Research Spotlight: Microvessel-on-Chip Fabrication for the In Vitro Modelling of Nanomedicine Transport

Our team at IMDEA look at the use of a tumour-on-a-chip device to replicate in vitro physiological microenvironments for use in onco-medicine testing and development and published their results in ACS Omega. The team shows their strategy for producing a round artificial microvessel on-a-chip device specifically to look at nanomedicine transport dynamics. The microchannels were designed to have the diameter in the range of tumour capillaries, with a semi-circular geometry, which was obtained by using a master mould to create an imprinted intermediate. The chip device was made by casting polydimethysiloxane on the intermediate mould and the artificial blood vessels were created by seeding human endothelial cells into the channels acting as a scaffold. The chip is then connected to by 3D-printed reservoirs to a pressure controller. Using high-magnification fluorescence microscopy, the dynamic interaction of the nanoparticles with the endothelium was assessed. To find out more about what they did and what they found, please take a look at the paper: Microvessel-on-Chip Fabrication for the In Vitro Modelling of Nanomedicine Transport
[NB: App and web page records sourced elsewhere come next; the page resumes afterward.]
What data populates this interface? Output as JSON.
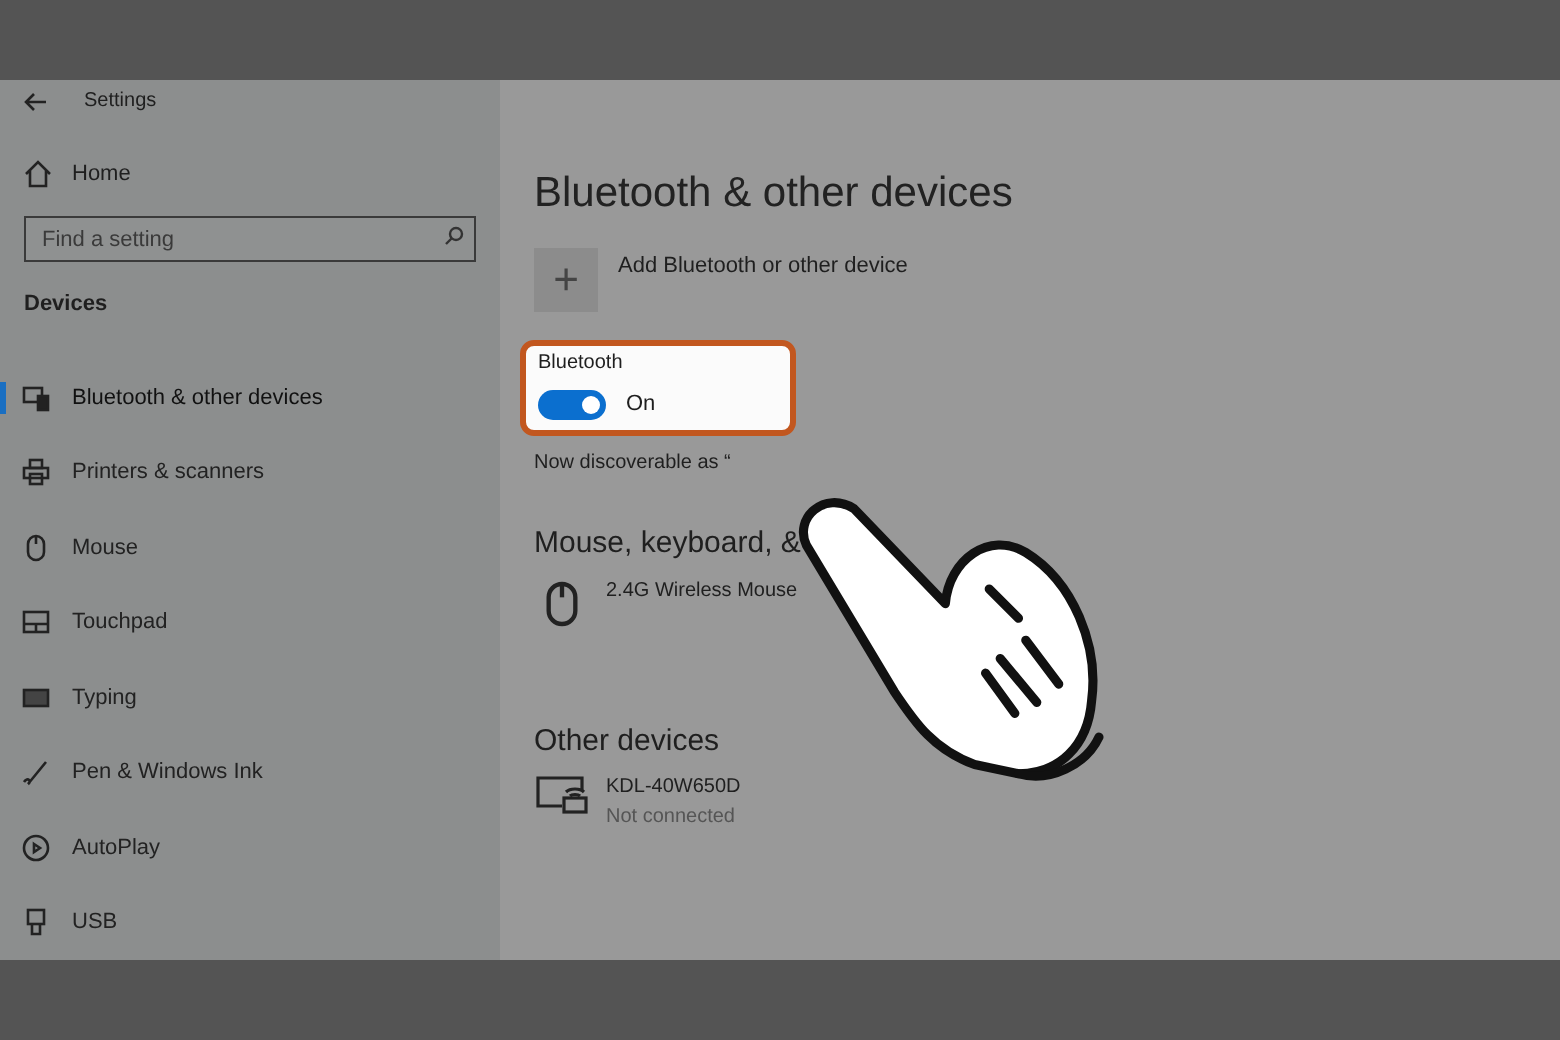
{
  "window": {
    "title": "Settings"
  },
  "sidebar": {
    "home": "Home",
    "search": {
      "placeholder": "Find a setting"
    },
    "section": "Devices",
    "items": [
      {
        "label": "Bluetooth & other devices",
        "kind": "devices",
        "selected": true
      },
      {
        "label": "Printers & scanners",
        "kind": "printer",
        "selected": false
      },
      {
        "label": "Mouse",
        "kind": "mouse",
        "selected": false
      },
      {
        "label": "Touchpad",
        "kind": "touchpad",
        "selected": false
      },
      {
        "label": "Typing",
        "kind": "keyboard",
        "selected": false
      },
      {
        "label": "Pen & Windows Ink",
        "kind": "pen",
        "selected": false
      },
      {
        "label": "AutoPlay",
        "kind": "autoplay",
        "selected": false
      },
      {
        "label": "USB",
        "kind": "usb",
        "selected": false
      }
    ]
  },
  "main": {
    "title": "Bluetooth & other devices",
    "add_button": {
      "symbol": "+",
      "label": "Add Bluetooth or other device"
    },
    "bluetooth": {
      "label": "Bluetooth",
      "on": true,
      "state_text": "On",
      "discoverable": "Now discoverable as “"
    },
    "sections": [
      {
        "heading": "Mouse, keyboard, &",
        "devices": [
          {
            "kind": "mouse",
            "name": "2.4G Wireless Mouse"
          }
        ]
      },
      {
        "heading": "Other devices",
        "devices": [
          {
            "kind": "display",
            "name": "KDL-40W650D",
            "status": "Not connected"
          }
        ]
      }
    ]
  }
}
Fluorescence images of the HUVEC adhesion with actin (green) and nucleus (blue) covering the surface of the microchannels